But with the Generation Lost ruling, Paul Holmes remained his old self until TVNZ and his advertisers kicked him out over the Cheeky Darkie remarks. Even then, TVNZ still carries the baggage of a discredited sink-or-swim ideology. Maybe TVNZ is so long gone that it wouldn't be too radical to just liquidate it & restart it afresh with RNZ values. And despite arguments against, getting the Commerce Commission to look at the media landscape, or better still, a Royal Commission, would be prudent. I strongly believe that cartellised media ownership is just as hazardous to free speech as bad old-fashioned government censorship, especially if Sinclair Media's buyout ambitions are anything to go by. (See link to video upthread).
And with the rise of organised disinformation agencies, including but not limited to the Kremlin-linked ones, some nations and even companies are setting up official fact-checking units. The French, at least, seem to be first out the gate.
If we want to know what a media lapdog looks and sounds like, look no further than the TV stations controlled by NewsCorp wannabe Sinclair Broadcast Group.

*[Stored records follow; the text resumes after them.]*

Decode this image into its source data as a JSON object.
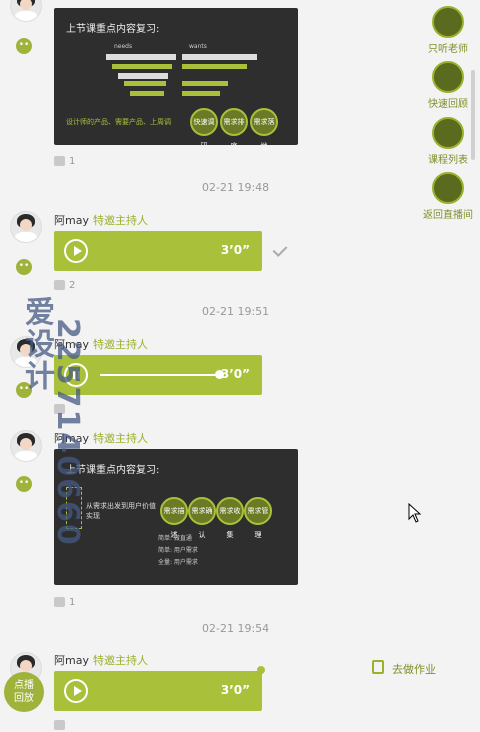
{
  "messages": [
    {
      "like_count": "1",
      "timestamp": "02-21 19:48"
    },
    {
      "name": "阿may",
      "role": "特邀主持人",
      "duration": "3’0”",
      "like_count": "2",
      "timestamp": "02-21 19:51"
    },
    {
      "name": "阿may",
      "role": "特邀主持人",
      "duration": "3’0”"
    },
    {
      "name": "阿may",
      "role": "特邀主持人",
      "like_count": "1",
      "timestamp": "02-21 19:54"
    },
    {
      "name": "阿may",
      "role": "特邀主持人",
      "duration": "3’0”"
    }
  ],
  "slide1": {
    "title": "上节课重点内容复习:",
    "labels": [
      "needs",
      "wants"
    ],
    "footer": "设计师的产品、需要产品、上周调",
    "circles": [
      "快速调研",
      "需求排序",
      "需求落地"
    ]
  },
  "slide2": {
    "title": "上节课重点内容复习:",
    "left_text": "从需求出发到用户价值实现",
    "circles": [
      "需求描述",
      "需求确认",
      "需求收集",
      "需求管理"
    ],
    "notes": [
      "简单: 做直通",
      "简单: 用户需求",
      "全量: 用户需求"
    ]
  },
  "sidebar": {
    "items": [
      {
        "label": "只听老师",
        "icon": "headphones-icon"
      },
      {
        "label": "快速回顾",
        "icon": "review-icon"
      },
      {
        "label": "课程列表",
        "icon": "list-icon"
      },
      {
        "label": "返回直播间",
        "icon": "return-icon"
      }
    ],
    "homework": "去做作业"
  },
  "floating": {
    "badge_line1": "点播",
    "badge_line2": "回放"
  },
  "watermark": {
    "line1": "爱设计",
    "line2": "2257140660"
  },
  "colors": {
    "accent": "#a9c13a",
    "slide_bg": "#2e2e2e",
    "page_bg": "#f3f3f3"
  }
}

The common thread with what's happening in America, Australia and here in NZ is the creeping cartellisation of the media landscape, which is just as detrimental to free speech as old-fashioned state censorship. Maybe it's time to dust off and update the 1986 Royal Commission on Broadcasting and Related Telecommunications?
Meanwhile, things are no less scary in the old media world.
2500 more than National were planning, though.
Can’t bite the “invisible” hand that feeds, eh? The very same hand that pulled up the ladder and laughed at everyone standing below, only to lose its grip when the Great Recession blew everyone down to the ground. Now that hand is holding a "Leave" sign in Britain or a "MAGA" sign in America.